Desmond, Daniel (1913–64), public representative, was born 3 October 1913 in Crosshaven, Co. Cork, the second child of two sons and four daughters of Michael Desmond, carpenter, and his wife, Hanora White, both from Co. Cork. He was educated at the local national school and the Municipal College of Commerce, Cork. While still at school he joined the local branch of the Labour party and became its secretary at the age of 16. A builder's clerk, he became secretary of the Federation of Rural Workers in 1947 and was organiser at county level. Two years later was elected to Cork county council as a Labour candidate. He fought the 1948, 1954, 1957 and 1961 general elections for the Labour party and topped the poll in three of these. He originally represented the Cork south constituency but in 1961 the constituency was enlarged to the new four-seat constituency of mid-Cork. He headed the 1961 poll with over 10,000 first preference votes, 2,680 votes above the quota.
A tremendously hard worker, Desmond was one of the most prominent figures in the Labour party and presented its views on many occasions in parliamentary debates. His speeches were noted for their fearless sincerity in expressing Labour philosophy and policies. He was the Labour party's chief spokesman on local government, and also had strong views on social issues in parliament, in particular housing, health and education. He was principally responsible for the passing of the local government superannuation act (1956), providing a pension scheme for road workers. His abiding interest was the welfare of rural workers and the rural community generally. He was parliamentary leader of his party during the second inter-party government (1954–7) and he later became deputy leader.
A member of Cork County Council from 1945 until his death, he served on many committees such as the vocational educational committee, Cork housing and sanitary services, Cork health authority (health board) and the assistance board. Always interested in local government, he made some outstanding speeches on housing and health problems. Despite ill health, he participated strongly and at great length in important dáil debates, and continued his constituency duties. He married Eileen Harrington, a civil servant, in 1956, and they had two daughters, Honor and Paula.

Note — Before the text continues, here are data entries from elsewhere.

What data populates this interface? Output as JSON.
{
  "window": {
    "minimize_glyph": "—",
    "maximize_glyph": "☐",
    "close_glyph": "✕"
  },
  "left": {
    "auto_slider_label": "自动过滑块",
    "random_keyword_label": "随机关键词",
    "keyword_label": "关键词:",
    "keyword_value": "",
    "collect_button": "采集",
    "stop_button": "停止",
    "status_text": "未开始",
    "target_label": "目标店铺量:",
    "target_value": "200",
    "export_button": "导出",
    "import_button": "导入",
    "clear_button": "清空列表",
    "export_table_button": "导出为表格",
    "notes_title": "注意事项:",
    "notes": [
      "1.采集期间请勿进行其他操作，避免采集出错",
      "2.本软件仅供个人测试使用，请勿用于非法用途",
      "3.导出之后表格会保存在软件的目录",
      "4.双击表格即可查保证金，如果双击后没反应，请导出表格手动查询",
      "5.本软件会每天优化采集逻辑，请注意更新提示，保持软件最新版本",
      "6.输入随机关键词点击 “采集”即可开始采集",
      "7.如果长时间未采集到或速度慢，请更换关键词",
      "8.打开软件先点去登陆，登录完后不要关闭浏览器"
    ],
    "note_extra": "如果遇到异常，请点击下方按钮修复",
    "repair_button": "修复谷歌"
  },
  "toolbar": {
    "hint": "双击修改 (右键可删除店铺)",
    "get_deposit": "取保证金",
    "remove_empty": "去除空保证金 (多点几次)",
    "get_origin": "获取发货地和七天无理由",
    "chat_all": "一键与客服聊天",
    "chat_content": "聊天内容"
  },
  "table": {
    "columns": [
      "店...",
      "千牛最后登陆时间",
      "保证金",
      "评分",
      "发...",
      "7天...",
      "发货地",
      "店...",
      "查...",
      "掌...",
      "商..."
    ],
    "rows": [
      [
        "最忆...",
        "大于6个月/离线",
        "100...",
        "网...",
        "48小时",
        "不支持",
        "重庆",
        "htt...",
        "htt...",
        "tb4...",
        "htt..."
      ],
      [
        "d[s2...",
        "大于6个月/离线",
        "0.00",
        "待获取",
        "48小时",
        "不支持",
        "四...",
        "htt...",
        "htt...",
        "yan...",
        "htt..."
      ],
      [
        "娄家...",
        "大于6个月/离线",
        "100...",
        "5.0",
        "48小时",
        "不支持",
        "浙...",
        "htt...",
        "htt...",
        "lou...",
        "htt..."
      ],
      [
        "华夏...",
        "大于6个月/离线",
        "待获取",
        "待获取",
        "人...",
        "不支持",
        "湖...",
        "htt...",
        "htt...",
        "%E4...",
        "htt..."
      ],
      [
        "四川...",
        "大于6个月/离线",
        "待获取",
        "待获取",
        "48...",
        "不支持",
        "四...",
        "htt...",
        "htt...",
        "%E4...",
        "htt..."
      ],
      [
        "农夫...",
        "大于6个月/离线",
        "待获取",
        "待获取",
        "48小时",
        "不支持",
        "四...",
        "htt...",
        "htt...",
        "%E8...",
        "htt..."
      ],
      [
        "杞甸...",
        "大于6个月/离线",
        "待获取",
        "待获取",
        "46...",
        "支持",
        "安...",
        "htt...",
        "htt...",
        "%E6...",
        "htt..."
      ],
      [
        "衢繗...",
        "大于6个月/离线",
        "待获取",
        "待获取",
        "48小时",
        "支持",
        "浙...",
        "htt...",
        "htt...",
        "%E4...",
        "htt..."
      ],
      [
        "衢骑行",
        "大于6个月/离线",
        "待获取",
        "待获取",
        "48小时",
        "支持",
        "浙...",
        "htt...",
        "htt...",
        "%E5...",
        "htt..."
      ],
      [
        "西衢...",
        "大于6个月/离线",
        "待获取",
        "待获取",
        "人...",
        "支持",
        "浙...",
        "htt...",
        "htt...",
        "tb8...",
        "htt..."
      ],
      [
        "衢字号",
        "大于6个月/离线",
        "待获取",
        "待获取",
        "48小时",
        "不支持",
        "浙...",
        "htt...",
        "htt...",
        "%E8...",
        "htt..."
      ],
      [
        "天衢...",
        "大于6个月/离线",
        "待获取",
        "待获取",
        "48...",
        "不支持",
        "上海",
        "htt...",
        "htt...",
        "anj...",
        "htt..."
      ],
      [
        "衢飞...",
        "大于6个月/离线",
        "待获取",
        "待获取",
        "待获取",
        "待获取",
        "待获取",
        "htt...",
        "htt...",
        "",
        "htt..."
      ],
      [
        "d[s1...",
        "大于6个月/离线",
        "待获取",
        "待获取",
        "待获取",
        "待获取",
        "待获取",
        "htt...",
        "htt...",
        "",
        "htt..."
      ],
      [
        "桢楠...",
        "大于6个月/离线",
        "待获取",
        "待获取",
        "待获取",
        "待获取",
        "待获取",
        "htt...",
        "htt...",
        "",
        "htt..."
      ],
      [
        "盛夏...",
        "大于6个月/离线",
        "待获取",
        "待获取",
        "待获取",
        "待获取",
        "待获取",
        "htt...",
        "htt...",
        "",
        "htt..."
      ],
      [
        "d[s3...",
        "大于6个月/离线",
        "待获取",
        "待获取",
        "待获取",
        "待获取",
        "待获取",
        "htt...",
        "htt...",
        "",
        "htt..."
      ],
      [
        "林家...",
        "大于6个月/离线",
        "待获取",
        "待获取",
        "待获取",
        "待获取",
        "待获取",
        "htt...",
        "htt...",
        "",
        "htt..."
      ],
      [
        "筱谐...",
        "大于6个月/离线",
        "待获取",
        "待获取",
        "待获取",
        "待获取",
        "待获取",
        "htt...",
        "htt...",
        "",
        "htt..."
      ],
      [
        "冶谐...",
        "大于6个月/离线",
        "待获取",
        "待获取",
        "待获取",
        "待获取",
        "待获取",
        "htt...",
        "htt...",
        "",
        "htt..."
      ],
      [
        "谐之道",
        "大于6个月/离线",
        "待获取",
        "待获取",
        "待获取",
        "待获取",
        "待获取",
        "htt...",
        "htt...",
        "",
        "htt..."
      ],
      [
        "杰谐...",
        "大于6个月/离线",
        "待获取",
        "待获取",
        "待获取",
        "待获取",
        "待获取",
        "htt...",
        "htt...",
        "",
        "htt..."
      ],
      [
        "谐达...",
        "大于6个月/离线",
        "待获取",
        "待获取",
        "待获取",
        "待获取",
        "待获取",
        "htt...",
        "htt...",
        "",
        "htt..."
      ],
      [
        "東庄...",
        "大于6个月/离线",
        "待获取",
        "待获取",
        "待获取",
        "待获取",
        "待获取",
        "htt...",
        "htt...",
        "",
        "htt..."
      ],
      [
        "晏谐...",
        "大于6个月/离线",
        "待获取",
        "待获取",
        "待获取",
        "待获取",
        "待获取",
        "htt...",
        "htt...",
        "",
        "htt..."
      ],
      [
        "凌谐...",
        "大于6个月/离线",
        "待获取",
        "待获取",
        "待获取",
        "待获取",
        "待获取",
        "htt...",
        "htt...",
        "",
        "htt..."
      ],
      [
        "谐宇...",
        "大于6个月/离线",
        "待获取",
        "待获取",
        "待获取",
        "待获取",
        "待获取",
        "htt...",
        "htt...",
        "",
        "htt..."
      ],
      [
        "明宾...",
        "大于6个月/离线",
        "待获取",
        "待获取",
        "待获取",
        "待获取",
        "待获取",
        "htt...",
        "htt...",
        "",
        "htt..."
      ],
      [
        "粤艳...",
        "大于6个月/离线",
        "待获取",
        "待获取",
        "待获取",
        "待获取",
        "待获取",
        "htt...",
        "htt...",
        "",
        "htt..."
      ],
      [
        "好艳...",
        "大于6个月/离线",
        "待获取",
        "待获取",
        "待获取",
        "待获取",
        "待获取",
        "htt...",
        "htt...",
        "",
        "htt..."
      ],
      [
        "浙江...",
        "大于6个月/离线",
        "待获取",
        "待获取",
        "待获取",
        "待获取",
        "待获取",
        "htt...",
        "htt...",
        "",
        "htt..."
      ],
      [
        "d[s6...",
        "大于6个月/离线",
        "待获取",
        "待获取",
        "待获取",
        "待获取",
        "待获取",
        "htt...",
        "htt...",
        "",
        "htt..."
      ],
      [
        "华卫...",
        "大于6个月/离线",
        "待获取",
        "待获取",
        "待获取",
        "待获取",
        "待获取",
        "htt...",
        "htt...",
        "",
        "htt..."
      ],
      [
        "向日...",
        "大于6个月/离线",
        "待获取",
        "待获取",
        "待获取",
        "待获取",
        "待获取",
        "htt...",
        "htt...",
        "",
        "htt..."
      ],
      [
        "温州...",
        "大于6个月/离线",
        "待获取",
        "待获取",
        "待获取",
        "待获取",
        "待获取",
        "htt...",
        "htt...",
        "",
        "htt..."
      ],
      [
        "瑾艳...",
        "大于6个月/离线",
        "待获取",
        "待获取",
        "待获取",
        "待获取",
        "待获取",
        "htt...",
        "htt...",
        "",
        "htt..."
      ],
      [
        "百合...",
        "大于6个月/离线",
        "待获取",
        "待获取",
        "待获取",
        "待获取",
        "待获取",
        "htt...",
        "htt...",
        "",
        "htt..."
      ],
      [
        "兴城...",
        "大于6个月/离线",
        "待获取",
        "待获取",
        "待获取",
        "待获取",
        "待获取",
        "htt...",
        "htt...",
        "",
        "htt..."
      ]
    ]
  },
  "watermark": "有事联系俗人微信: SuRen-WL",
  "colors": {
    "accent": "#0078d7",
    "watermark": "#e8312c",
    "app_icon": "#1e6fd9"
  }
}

Desmond died from a cardiac infarction caused by TB, 9 December 1964, at St Stephen's Hospital, Cork. Eileen Desmond (qv) (d. 2005) succeeded him as Labour deputy for mid-Cork and was minister for health and social welfare 1981–2. His daughter Paula, then chairperson of Cork County Council, and Labour party minister for the environment Brendan Howlin, opened a newly constructed bridge at Belgooley, Co. Cork, named after him in 1996. Two housing estates in Carrigaline and Passage West were also named in his honour.